This is the final post in my series on the State of the Climate 2015. You can find the other posts in the series here:
It has been fun working on this series and I hope some of it was useful.
The takeaways for me, not necessarily in order, are:
- 2015 was quite possibly the hottest year on record, beating 2014, the previous record holder. Temperatures have risen about 0.165C over the past decade.
- Sea levels rose about 3.2mm, much the same as in recent years. That would yield roughly one foot of sea level rise this century.
- Storm intensity increased but not above recent historical levels. Since publishing that post, I have read on weather.com that 2015 was a record year for strong hurricanes and typhoons in the Northern Hemisphere. (Hat tip to commenter Joseph at ATTP). As noted at ATTP, it may just be our good fortune that so few of these storms touched land.
- Drought has declined over the past century worldwide, but regions such as East Africa have experienced high levels of drought in recent years. Due to a paucity of good data, it’s a bit difficult to say if the locales most affected by drought are experiencing unusual levels. It is certainly possible.
- The number of reported floods is rising, although thankfully these floods are causing far fewer deaths than in the past.
- Arctic sea ice experienced its lowest maximum in the short time we’ve been keeping records and the maximum came at the earliest date in the records.
- Antarctic and Greenland ice show little if any unusual activity.
- The hottest year on record did not seem to impact agriculture, with yields just below 2014’s record harvest.
- 2015 saw the highest displacement of people worldwide since WWII. However, it seems clear that the reported 60 million refugees are fleeing conflict. The 21 million who temporarily left their homes because of storms, floods or droughts by and large returned home after conditions returned to normal.
- Armed conflicts are fewer in number but are growing deadlier. There were 42 armed conflicts underway in 2015, about half as many as two decades ago. But the number of battlefield deaths is roughly three times as many and that doesn’t count fatalities away from the battlefield.
- As for infectious disease, malaria is serving as the poster child of the phenomenon and as such is getting resources thrown at it. Malaria is retreating and affecting fewer people–and thank the heavens for that. However, other diseases such as dengue fever are spreading and infecting more people in the developing world.
I have to tread carefully here. Activists often characterize the arguments of those of us on the other side of the fence as consisting of a progression:
- It isn’t happening
- It’s happening but it isn’t us
- It’s us, but there’s nothing we can do without destroying our way of life
Or some such nonsense. Acknowledging their meme may not rob it of its potency, but I am aware of it as I make the following points:

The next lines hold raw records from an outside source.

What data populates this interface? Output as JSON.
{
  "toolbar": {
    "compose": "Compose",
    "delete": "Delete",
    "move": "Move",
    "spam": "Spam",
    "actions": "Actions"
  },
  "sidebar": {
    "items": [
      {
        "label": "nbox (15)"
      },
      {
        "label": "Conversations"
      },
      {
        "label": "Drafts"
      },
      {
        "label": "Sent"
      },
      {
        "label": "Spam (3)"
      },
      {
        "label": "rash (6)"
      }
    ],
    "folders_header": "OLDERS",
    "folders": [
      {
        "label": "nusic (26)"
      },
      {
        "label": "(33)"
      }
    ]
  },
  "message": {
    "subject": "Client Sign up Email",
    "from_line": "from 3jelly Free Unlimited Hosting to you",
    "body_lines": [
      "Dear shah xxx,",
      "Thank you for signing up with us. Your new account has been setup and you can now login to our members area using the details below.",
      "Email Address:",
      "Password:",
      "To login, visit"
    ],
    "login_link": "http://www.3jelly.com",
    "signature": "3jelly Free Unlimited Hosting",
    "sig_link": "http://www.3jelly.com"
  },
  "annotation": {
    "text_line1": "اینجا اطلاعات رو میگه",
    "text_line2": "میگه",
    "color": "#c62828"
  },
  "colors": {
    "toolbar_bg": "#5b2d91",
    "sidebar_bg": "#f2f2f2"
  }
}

If there were no concerns about climate change, 2015 would not have been thought of as a ‘bad’ year for the weather. El Nino often brings intense storms and weird weather in different parts of the world. We had our share of droughts and floods, hurricanes and typhoons, but it didn’t seem to set us back and thankfully didn’t kill too many of us. We had no Katrinas, no Haiyan, no onset of clusters of tornadoes. We didn’t have a repeat of the horrible flooding in Pakistan or heatwaves in Moscow or Paris. Not a bad year, viewed in isolation.
Of course there are concerns about climate change and this review notes some that bear watching–the number of floods, number of intense storms and the spread of some infectious diseases. What we saw in 2015 in those areas may not be due to anthropogenic contributions to climate change. They may not have even been influenced much by our actions. But they should certainly alert us to what one possible future may look like.
Next up on this blog: More on renewables and our Blogger and Commenter of the Year awards. Nominations welcome.